Closing the door and driving her away from her parents was the hardest moment I've endured in foster parenting.

I'm wondering if there's a better way to prepare her for visits in the future. I had this fear of parents who didn't show up, so I just told her that we had a meeting to attend and that we'd be coming back to the blue house home after. I didn't prepare her for a temporary visit with her parents, and I wish I would have. I would be shocked if the parents missed a visit, and even if they did, there would be a room full of siblings to greet our girls. It's not like they would be sitting at CD all alone. I wish I'd thought about that beforehand. 

How do you talk to a preschooler about this stuff? 

She's old enough to understand that Mommy and Daddy can't be here, but not old enough to really understand why. 

And I'd love any ideas for better ways to handle the goodbye at the end of their visits. Do I distract her? Console her? Feed her? 


Amanda said...

Hey Kelly,
I have never dealt with the immensity of what you are going through in a foster care situation, but I have dealt with a lot of separation issues as I’ve worked in child care.

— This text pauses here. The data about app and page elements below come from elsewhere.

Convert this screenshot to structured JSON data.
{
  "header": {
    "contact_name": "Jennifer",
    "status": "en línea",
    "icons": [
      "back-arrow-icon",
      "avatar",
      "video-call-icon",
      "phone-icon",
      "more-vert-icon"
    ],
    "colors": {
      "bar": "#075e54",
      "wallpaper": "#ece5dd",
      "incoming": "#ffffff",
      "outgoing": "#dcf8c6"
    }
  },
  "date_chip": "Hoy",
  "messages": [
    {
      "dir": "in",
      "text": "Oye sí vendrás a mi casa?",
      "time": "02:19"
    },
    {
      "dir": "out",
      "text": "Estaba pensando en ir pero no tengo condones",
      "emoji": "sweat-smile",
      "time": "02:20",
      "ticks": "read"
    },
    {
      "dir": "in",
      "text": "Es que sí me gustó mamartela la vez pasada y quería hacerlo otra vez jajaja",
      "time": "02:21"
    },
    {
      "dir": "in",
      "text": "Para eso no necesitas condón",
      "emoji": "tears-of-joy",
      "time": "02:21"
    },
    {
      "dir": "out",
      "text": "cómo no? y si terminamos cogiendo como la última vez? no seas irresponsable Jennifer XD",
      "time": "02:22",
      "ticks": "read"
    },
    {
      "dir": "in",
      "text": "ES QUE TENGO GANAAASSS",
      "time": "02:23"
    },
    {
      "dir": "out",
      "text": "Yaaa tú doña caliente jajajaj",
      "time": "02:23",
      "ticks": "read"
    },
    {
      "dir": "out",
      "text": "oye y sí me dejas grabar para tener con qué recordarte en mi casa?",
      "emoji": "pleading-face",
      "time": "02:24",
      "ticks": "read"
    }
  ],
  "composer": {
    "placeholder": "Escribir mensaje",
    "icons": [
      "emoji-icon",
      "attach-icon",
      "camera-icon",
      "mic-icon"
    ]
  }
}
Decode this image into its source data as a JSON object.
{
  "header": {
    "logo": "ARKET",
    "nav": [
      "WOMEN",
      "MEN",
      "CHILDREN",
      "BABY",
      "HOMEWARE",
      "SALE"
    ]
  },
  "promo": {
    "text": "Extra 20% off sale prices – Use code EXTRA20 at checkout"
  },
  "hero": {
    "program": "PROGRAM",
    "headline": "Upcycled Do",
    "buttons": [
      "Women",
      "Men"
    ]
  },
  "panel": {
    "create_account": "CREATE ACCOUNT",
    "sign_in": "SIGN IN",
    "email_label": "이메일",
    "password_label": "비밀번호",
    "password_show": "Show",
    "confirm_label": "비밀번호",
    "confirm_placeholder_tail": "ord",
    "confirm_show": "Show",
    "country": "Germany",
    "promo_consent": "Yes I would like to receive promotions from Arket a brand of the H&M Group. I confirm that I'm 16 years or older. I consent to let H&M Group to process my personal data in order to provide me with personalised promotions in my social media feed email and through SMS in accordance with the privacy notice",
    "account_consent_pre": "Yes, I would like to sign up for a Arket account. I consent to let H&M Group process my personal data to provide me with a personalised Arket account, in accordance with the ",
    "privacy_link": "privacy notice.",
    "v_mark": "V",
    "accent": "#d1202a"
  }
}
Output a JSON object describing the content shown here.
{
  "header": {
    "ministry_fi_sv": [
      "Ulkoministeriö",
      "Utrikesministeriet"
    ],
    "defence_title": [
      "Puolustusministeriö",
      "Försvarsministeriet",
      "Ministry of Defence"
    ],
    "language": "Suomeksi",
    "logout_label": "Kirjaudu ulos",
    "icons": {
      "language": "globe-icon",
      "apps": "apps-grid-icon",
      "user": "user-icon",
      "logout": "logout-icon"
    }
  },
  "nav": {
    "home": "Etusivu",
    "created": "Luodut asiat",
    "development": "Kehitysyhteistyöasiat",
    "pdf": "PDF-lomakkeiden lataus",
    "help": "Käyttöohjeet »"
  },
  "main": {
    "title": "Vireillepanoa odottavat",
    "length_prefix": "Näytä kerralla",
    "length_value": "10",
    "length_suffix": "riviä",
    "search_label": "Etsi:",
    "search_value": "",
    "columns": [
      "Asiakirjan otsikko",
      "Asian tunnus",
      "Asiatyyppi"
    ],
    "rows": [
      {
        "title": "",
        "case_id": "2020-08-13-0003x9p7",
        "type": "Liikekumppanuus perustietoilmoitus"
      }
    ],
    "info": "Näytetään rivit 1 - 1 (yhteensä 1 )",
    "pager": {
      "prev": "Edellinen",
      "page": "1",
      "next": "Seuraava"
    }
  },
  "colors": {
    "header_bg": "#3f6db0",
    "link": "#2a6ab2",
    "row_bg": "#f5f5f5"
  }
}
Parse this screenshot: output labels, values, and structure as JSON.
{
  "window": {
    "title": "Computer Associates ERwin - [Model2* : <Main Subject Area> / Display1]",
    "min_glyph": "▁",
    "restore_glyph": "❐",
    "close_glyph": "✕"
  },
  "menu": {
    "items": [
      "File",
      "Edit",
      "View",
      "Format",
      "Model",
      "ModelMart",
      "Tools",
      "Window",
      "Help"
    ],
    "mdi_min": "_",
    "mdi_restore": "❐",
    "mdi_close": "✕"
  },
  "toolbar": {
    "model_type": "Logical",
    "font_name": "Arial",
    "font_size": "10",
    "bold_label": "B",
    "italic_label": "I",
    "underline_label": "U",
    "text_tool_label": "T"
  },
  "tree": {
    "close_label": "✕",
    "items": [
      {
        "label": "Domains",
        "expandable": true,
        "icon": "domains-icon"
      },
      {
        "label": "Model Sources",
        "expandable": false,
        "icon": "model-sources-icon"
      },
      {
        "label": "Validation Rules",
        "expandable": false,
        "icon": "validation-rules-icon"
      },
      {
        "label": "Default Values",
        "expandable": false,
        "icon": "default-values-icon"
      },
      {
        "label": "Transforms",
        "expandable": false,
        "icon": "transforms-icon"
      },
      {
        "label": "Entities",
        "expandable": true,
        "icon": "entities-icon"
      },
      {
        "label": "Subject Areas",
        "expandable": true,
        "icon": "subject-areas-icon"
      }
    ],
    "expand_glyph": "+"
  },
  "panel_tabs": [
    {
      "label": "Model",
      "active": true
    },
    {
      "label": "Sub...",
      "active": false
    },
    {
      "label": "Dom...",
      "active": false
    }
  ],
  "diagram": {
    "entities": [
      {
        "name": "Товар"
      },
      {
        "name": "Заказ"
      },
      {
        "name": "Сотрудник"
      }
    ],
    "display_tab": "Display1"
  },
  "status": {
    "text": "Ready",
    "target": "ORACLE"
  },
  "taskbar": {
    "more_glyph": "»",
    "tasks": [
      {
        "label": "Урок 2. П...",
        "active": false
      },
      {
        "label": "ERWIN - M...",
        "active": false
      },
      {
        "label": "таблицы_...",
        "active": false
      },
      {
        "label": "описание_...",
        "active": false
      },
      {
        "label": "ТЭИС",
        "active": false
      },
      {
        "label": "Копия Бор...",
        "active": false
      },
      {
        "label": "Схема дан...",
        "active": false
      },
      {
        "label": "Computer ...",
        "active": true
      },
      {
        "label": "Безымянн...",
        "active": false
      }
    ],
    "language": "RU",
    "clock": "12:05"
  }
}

Children are all so different and what outright works for one won’t even put a dent in the situation for another.

One thing that I’ve found that really helped was a good children’s book that related to what the child was feeling. In childcare, I used Owl Babies by Martin Waddell. The Mommy is gone but comes back at the end. It was perfect for childcare settings. I did a little research and found a couple books that might help you; The Invisible String by Patrice Karst, The Star: A Story to Help Young Children Understand Foster Care by Cynthia Miller Lovell, and Maybe Days: A Book for Children in Foster Care by Jennifer Wilgocki. I’d consider reading right before a visit and then again right after. Lap reading always helped my little ones struggling with separation anxiety.

Some kids want to be cuddled and comforted. Others want to be left alone. I tried to take direction from them. If she will let you love on her, do it. Hold her, talk to her, sing to her, soothe her. If she won’t, distract her. Help her find something to get her mind off of the situation. I had one little one that I played his favorite song, This Little Light of Mine, when mom left. He wouldn’t let me console him but he would stand right next to the cd player and sway when that song came on. It was just enough distraction for him. Maybe a playlist of her favorite songs for the ride home after a visit may help. For others it was a certain toy or activity they loved enough to help them forget that mom or dad just left. It may take some experimenting but hopefully you will find what works.

Try to set a routine that revolves around their visits. These little sweeties have endured so much upheaval. Once you get a routine for these visits set, it should help. Once she understands how it works, she will be more prepared. I also wonder if them walking you all the way to the van might be a trigger. I in no way have the ability to make a judgment call here. Some of my little ones had to just be dropped at the door. If the parents came into the classroom and then left the classroom, the drama was way worse. Others, it didn’t make a difference. It just may be something to consider. Think about the best way to do the handoffs after these visits. I hope any of this helps a little. If I think of anything else, I’ll let you know. I'll be praying for your family.

Kelley said...

Amanda, Thanks so much for your thoughts and advice! I tried to love on her as best I could without getting her out of her carseat. I didn't think I'd get her back in! She seemed to appreciate it, so I'll try to keep that going. I love the idea of reading the book before AND after the visit. I'm ordering one from Amazon now so I'll have it before next week's visit.

And I agree with you- next time we need to say goodbye inside and see if that helps.